§ Goal of the exercise
Please copy each line of the listing below in which the word "First" appears.

§ Record excerpts
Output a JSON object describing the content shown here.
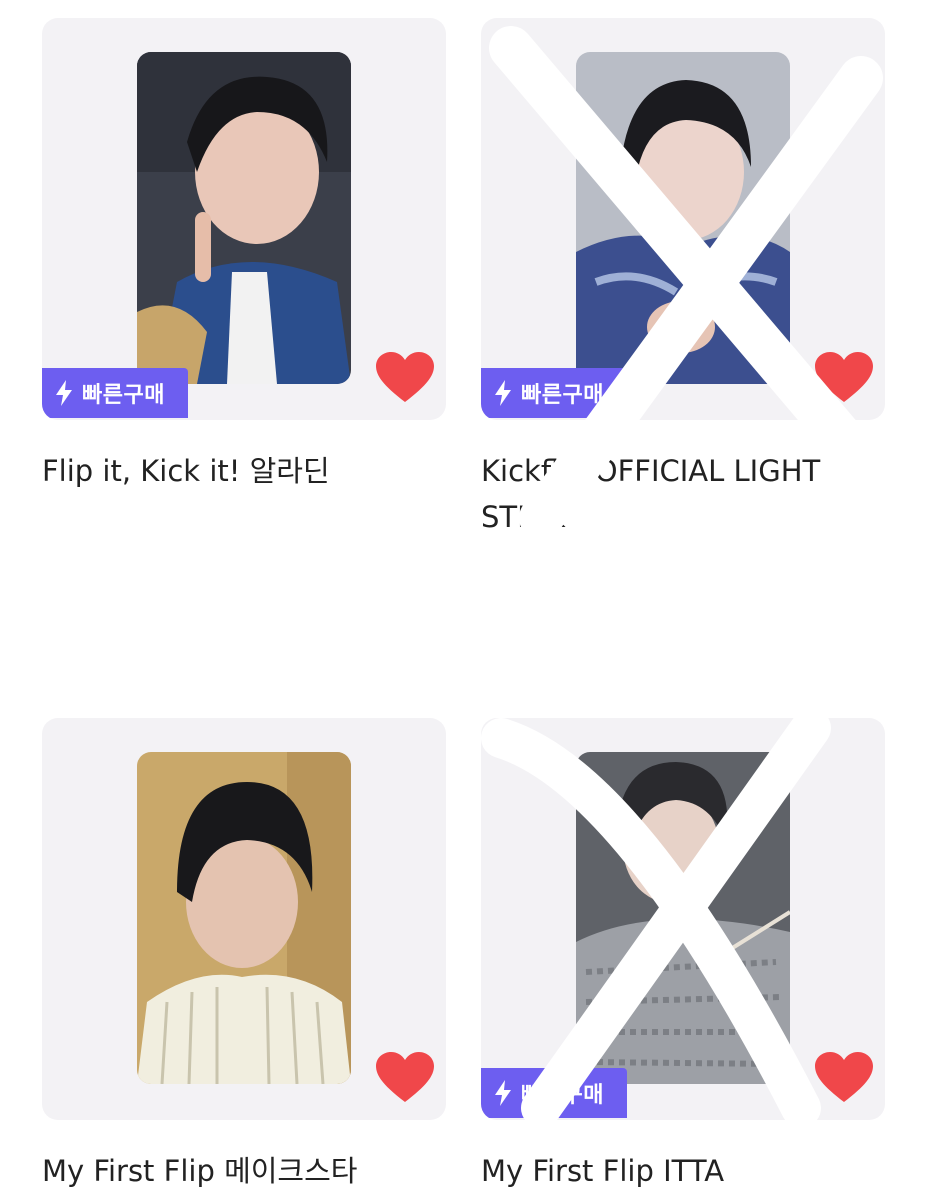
{
  "products": [
    {
      "title": "Flip it, Kick it! 알라딘",
      "badge_label": "빠른구매",
      "badge_icon": "lightning-icon",
      "liked": true,
      "crossed_out": false
    },
    {
      "title": "Kickflip OFFICIAL LIGHT STICK",
      "badge_label": "빠른구매",
      "badge_icon": "lightning-icon",
      "liked": true,
      "crossed_out": true
    },
    {
      "title": "My First Flip 메이크스타",
      "badge_label": "",
      "liked": true,
      "crossed_out": false
    },
    {
      "title": "My First Flip ITTA",
      "badge_label": "빠른구매",
      "badge_icon": "lightning-icon",
      "liked": true,
      "crossed_out": true
    }
  ],
  "colors": {
    "card_bg": "#f3f2f5",
    "badge_bg": "#6d5ef0",
    "heart": "#f0474a",
    "title_text": "#222222",
    "cross_mark": "#ffffff"
  }
}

§ Task result
      "title": "My First Flip 메이크스타",
      "title": "My First Flip ITTA",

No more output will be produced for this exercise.